King Kong Bundy, who most notably achieved fame in the mid-1980s as Hulk Hogan’s opponent in the main event of WrestleMania 2, died Monday afternoon at the age of 61.
The news of Bundy’s death was first announced on Facebook by wrestling promoter David Herro, who posted a short statement paying tribute to his late friend. No cause of death was mentioned, but Pro Wrestling Sheet noted that Herro learned the sad news from Bundy’s family, who then asked him to post on Facebook to inform people of the WWF/WWE legend’s passing.
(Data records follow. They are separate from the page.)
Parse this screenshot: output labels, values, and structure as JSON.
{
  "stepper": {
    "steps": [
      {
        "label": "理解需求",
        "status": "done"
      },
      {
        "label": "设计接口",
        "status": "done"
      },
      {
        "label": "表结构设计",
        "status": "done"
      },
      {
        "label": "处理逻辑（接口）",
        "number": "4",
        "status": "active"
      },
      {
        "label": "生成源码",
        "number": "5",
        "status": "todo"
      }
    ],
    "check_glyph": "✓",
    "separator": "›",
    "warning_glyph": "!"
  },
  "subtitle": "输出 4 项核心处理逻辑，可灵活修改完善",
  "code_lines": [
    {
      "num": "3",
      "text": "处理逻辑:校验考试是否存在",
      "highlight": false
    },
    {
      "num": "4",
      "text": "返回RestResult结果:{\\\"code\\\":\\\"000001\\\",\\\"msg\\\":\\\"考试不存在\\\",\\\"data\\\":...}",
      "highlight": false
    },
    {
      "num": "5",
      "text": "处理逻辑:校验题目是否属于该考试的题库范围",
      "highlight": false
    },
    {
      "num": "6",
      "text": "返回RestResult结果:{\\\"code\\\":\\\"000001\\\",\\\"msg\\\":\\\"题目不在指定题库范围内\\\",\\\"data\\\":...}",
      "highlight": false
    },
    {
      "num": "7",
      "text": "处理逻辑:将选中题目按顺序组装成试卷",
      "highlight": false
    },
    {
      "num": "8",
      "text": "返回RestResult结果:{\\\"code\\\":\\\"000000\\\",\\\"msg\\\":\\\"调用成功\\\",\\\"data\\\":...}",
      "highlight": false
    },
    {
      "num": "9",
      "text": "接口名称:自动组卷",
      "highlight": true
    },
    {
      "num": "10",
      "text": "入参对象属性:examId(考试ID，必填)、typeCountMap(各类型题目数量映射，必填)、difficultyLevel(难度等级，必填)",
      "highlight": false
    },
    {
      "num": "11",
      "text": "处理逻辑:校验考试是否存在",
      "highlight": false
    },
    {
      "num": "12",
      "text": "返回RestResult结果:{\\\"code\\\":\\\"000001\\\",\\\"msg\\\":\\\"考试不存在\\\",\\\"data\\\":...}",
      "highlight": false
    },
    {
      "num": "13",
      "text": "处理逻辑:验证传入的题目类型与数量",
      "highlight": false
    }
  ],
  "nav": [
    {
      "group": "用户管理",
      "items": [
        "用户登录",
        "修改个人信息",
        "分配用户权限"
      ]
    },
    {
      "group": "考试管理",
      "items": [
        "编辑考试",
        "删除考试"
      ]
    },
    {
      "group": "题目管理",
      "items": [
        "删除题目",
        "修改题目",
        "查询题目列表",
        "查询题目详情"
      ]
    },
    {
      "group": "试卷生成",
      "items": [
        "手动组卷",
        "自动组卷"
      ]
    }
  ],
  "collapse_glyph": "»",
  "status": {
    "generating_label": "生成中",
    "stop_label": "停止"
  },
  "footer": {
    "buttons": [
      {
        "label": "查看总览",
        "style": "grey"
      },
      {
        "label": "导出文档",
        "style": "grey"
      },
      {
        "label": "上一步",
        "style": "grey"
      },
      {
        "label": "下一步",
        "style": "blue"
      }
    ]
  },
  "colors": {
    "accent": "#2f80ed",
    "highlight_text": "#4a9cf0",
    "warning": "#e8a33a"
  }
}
“Today we lost a Legend and a man I consider family. Rest in Peace Chris,” Herro wrote, addressing Bundy by his real first name. “We love you. Thank you for believing in me.”
Bundy was active on Twitter just hours before his death, as he let his followers know about an upcoming series of WrestleCon meet and greets with fellow WWE alumnus Al Snow. As noted in the tweet, the events were scheduled to take place on April 5 and 6, though fans had the option to contact Herro for “advance autographs and photo ops.”
Born Christopher Alan Pallies in Atlantic City, New Jersey, on November 7, 1957, King Kong Bundy entered the wrestling business in the early 1980s and, after wrestling for various promotions, made his official debut for the company then known as WWF in 1985, as recalled by Comic Book. At 6 feet 4 inches and 458 pounds, Bundy was booked as a near-unstoppable monster heel, as the company had him easily defeat lower-card talent S.D. Jones at the first WrestleMania that same year.
While Bundy was advertised as having defeated Jones in a record-shattering nine seconds, WhatCulture explained that the match actually lasted about 24 seconds, or a second longer than the previous record.
— Hurricane Helms (@ShaneHelmsCom) March 5, 2019
As Bundy continued to move up the card, he was booked to feud with then-WWF Champion Hulk Hogan in early 1986, with the rivalry culminating in a steel cage match at WrestleMania 2. While Hogan won that match by escaping the cage, Bundy would remain near the top for most of his first run with the company, which lasted until 1988. He would later return in 1994 as part of Ted DiBiase’s faction, the Million Dollar Corporation, though he was mostly used in a mid-card role until he left in 1995.
Although King Kong Bundy never won a championship in his two WWF runs, he remained active in the independent scene well into the 2000s. Like many of his contemporaries, he tried his hand at acting during the height of his fame, most memorably making two appearances on the sitcom Married… with Children. Per Sportskeeda, Bundy was also active in stand-up comedy as his wrestling career began to wind down.
In the hours since Bundy’s death was announced, several past and present WWE superstars have taken to social media to eulogize the late icon. Per NoDQ, the likes of Kevin Owens, Shane “Hurricane” Helms, Brutus Beefcake, and Mick Foley remembered Bundy as a funny and kindhearted individual, while Rusev looked back on how the super heavyweight was a “machine” who “never ran out of gas” and someone who was “ahead of his time” as a wrestler.